[Dataset rows describing interfaces]
════
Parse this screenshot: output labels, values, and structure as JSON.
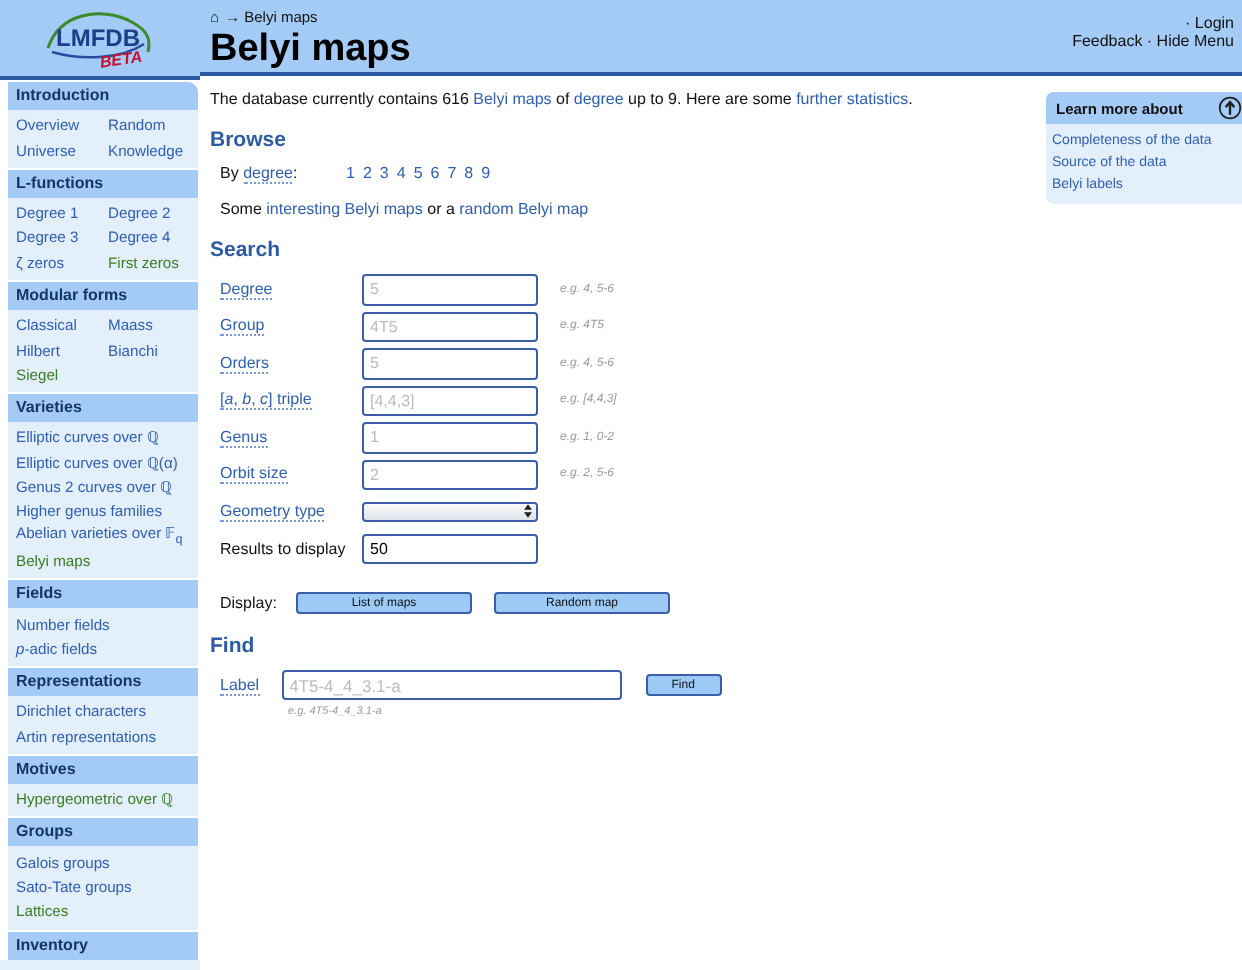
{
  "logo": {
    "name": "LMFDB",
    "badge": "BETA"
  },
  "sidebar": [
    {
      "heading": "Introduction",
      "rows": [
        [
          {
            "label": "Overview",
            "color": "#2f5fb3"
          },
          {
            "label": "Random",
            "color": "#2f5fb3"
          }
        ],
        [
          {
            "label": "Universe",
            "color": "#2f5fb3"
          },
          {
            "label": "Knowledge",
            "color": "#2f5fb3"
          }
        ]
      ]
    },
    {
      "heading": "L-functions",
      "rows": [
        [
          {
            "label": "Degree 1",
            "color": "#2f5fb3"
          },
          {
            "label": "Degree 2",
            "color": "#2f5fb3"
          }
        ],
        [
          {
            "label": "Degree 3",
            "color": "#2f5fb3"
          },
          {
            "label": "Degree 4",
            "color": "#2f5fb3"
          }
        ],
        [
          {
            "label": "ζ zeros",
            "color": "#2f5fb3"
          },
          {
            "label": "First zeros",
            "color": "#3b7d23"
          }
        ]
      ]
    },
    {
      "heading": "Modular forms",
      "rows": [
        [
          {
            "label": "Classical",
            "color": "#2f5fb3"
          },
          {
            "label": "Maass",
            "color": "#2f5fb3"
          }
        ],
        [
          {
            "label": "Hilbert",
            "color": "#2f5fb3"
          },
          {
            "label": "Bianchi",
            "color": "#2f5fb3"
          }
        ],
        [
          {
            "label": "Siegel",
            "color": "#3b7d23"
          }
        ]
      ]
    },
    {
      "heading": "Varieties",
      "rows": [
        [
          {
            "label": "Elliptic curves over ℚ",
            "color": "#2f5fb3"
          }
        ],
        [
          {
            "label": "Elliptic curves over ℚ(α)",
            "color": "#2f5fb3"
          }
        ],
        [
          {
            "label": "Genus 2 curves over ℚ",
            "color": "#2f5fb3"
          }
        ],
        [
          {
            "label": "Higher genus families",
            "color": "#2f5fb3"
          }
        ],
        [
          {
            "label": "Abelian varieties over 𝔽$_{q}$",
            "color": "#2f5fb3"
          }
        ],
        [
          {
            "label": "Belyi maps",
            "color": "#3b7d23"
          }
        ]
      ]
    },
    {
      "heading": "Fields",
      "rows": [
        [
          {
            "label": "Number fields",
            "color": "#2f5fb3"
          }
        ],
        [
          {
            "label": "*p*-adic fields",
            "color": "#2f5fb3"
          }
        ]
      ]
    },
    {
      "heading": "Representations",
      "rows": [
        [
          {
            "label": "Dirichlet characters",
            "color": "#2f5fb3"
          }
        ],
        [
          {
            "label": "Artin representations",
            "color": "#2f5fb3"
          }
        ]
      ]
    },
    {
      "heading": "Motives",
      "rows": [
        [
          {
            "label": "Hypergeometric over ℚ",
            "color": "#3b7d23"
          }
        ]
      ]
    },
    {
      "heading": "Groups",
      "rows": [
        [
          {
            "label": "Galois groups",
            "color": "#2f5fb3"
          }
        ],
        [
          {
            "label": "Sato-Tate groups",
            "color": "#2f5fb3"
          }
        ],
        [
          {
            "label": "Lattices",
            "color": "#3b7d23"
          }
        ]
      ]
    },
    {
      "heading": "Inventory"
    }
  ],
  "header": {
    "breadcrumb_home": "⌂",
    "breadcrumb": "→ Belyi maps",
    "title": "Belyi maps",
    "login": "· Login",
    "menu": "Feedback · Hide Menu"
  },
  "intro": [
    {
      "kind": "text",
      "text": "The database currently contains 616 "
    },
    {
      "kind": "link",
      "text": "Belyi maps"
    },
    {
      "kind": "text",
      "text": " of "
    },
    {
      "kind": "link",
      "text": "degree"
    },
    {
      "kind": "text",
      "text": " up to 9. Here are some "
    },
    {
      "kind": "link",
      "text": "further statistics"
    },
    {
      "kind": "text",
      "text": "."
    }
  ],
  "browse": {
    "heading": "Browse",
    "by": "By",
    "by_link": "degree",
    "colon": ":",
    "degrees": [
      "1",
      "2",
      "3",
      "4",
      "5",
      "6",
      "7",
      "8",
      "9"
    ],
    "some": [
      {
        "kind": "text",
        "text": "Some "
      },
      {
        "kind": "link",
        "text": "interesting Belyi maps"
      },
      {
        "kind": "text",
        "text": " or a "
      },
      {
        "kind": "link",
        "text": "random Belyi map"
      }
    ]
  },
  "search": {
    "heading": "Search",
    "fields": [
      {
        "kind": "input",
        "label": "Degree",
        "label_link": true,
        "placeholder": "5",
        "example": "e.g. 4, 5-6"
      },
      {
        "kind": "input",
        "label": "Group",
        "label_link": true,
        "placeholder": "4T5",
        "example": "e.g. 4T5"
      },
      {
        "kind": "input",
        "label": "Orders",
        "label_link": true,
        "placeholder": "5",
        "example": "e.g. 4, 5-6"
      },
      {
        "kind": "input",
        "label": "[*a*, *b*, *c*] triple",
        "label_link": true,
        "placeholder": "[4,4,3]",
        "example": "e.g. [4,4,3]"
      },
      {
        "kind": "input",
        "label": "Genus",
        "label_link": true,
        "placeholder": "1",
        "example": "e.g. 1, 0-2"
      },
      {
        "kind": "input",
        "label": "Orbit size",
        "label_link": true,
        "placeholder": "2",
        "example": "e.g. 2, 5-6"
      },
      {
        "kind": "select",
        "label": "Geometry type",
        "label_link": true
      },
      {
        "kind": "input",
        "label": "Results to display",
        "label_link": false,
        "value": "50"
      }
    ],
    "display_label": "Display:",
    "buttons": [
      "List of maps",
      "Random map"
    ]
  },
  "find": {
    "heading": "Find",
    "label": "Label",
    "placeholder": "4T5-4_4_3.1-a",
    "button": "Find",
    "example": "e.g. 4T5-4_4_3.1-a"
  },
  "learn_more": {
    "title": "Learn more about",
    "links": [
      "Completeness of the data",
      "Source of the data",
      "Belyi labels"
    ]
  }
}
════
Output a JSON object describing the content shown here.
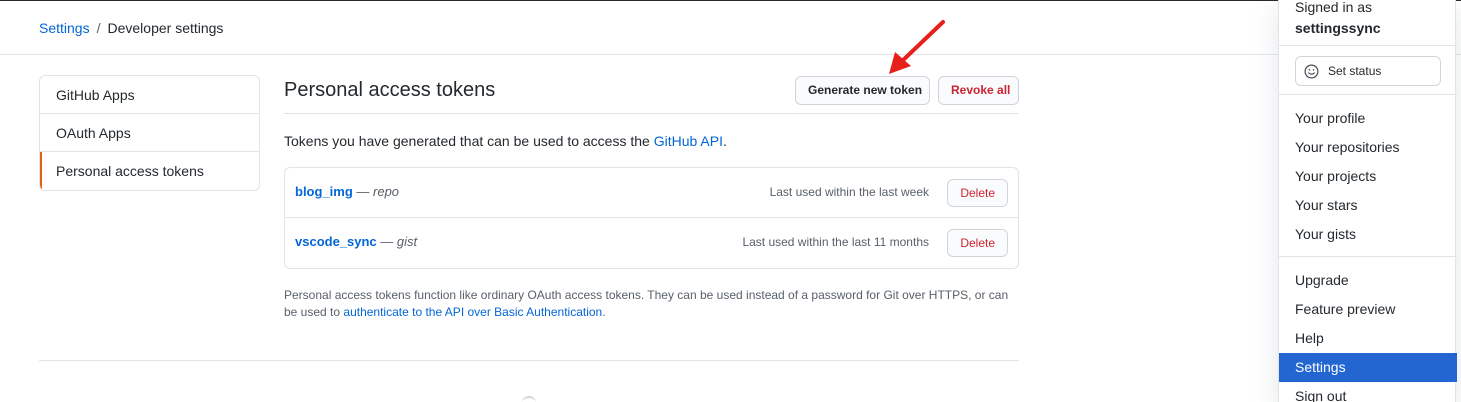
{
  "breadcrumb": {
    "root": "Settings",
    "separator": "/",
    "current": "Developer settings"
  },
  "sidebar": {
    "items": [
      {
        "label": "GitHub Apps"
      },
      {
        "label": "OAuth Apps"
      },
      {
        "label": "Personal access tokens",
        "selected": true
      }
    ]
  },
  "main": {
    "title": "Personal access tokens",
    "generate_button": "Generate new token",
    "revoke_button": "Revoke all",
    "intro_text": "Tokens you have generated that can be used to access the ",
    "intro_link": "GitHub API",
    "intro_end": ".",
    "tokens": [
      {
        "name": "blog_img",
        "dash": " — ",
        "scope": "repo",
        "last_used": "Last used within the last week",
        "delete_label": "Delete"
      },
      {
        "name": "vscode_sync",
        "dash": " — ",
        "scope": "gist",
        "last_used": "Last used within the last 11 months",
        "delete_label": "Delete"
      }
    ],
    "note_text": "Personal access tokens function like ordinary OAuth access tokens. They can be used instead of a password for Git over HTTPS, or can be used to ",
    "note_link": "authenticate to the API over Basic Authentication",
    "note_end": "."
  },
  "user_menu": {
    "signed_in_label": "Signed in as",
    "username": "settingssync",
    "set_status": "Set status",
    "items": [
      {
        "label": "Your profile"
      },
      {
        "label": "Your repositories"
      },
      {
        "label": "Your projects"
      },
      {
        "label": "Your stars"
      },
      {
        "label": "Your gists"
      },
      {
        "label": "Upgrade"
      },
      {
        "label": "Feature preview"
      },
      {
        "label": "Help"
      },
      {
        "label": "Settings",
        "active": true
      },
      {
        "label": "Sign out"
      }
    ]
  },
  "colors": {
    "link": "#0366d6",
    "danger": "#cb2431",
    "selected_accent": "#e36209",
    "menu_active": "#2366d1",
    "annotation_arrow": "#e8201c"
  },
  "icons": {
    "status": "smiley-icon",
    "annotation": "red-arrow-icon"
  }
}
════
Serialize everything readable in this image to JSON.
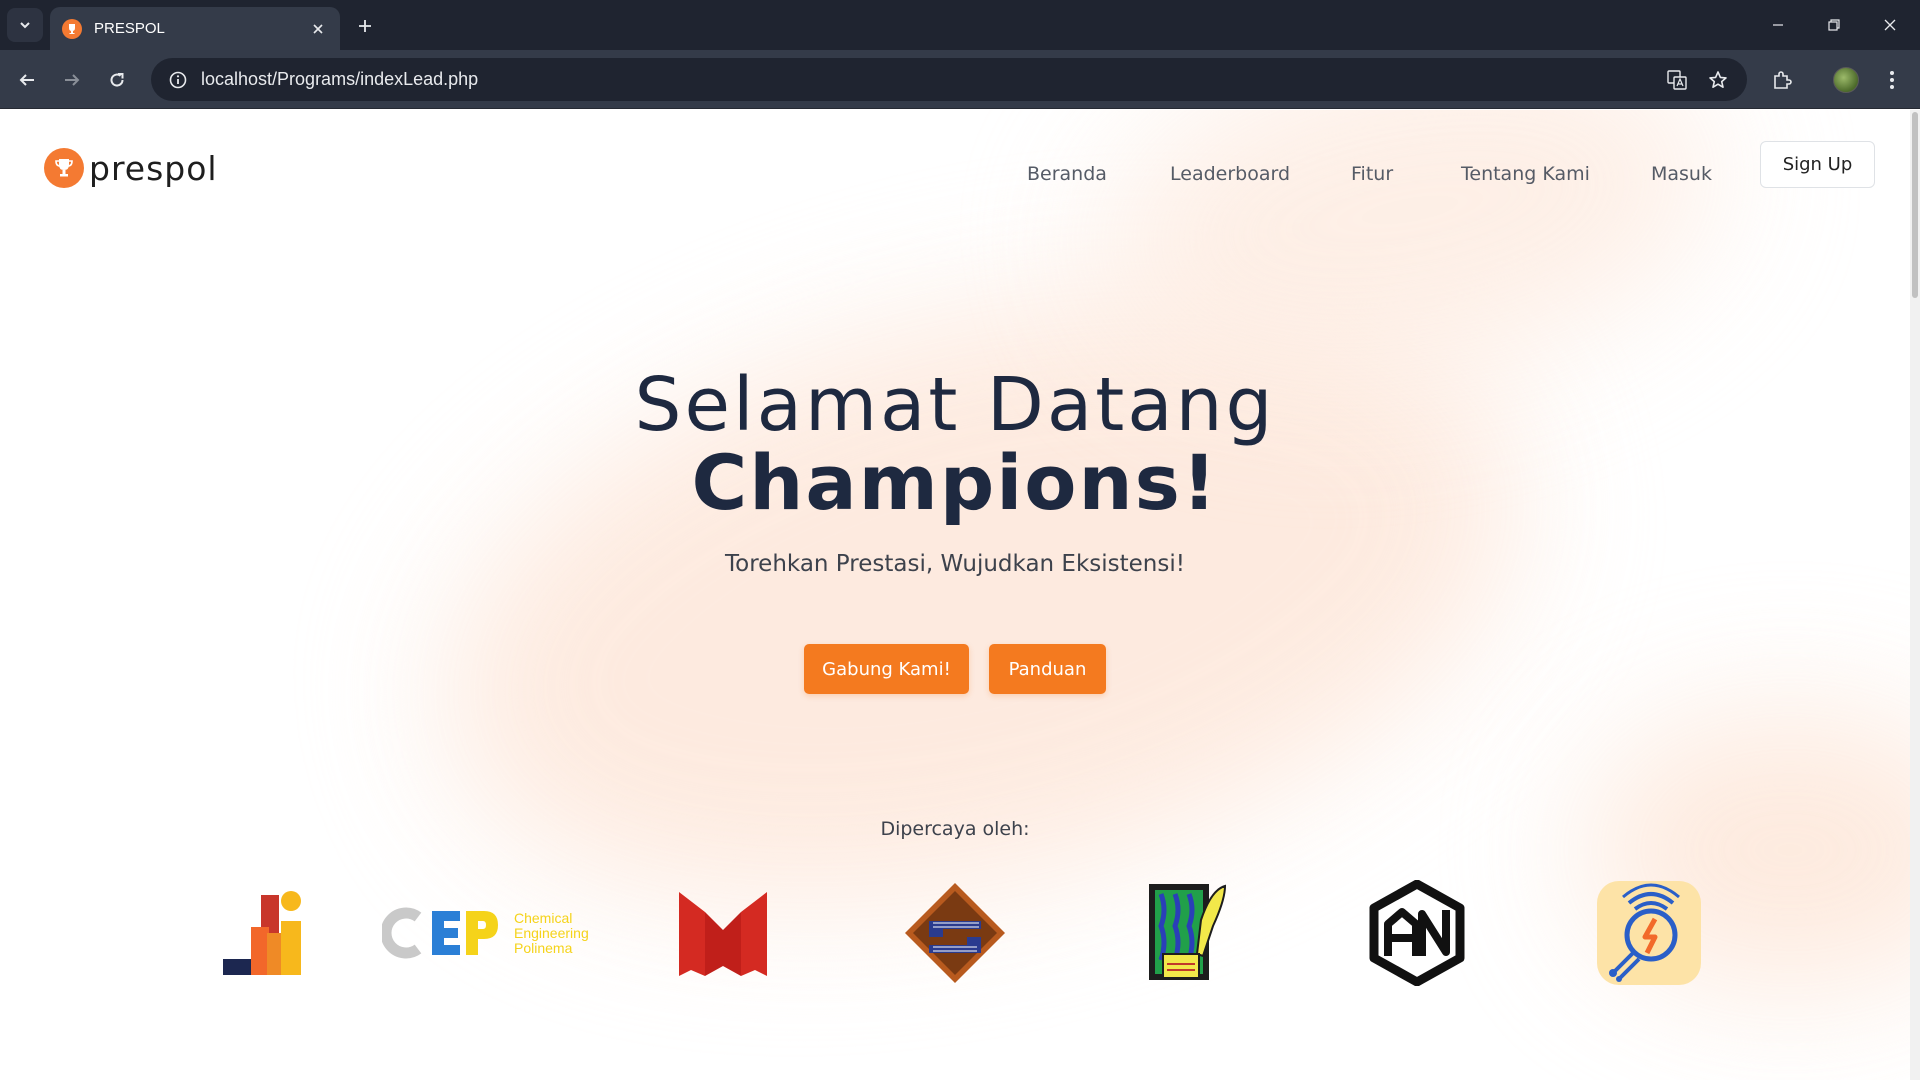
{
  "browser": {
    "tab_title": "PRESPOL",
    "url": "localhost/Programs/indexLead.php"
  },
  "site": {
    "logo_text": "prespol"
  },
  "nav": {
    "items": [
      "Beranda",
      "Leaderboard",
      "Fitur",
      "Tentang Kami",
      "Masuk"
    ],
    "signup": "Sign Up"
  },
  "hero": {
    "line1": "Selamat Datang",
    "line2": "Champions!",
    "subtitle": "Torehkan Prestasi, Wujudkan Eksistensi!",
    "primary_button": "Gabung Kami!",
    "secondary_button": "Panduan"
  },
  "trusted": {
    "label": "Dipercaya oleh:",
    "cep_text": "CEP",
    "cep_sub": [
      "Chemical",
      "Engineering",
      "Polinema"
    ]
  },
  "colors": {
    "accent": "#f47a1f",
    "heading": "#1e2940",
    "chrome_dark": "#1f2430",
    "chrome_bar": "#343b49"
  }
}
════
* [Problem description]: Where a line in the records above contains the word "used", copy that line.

* [Output of the exercise]:
    "intro_text": "Tokens you have generated that can be used to access the ",
        "last_used": "Last used within the last week",
        "last_used": "Last used within the last 11 months",
    "note_text": "Personal access tokens function like ordinary OAuth access tokens. They can be used instead of a password for Git over HTTPS, or can be used to ",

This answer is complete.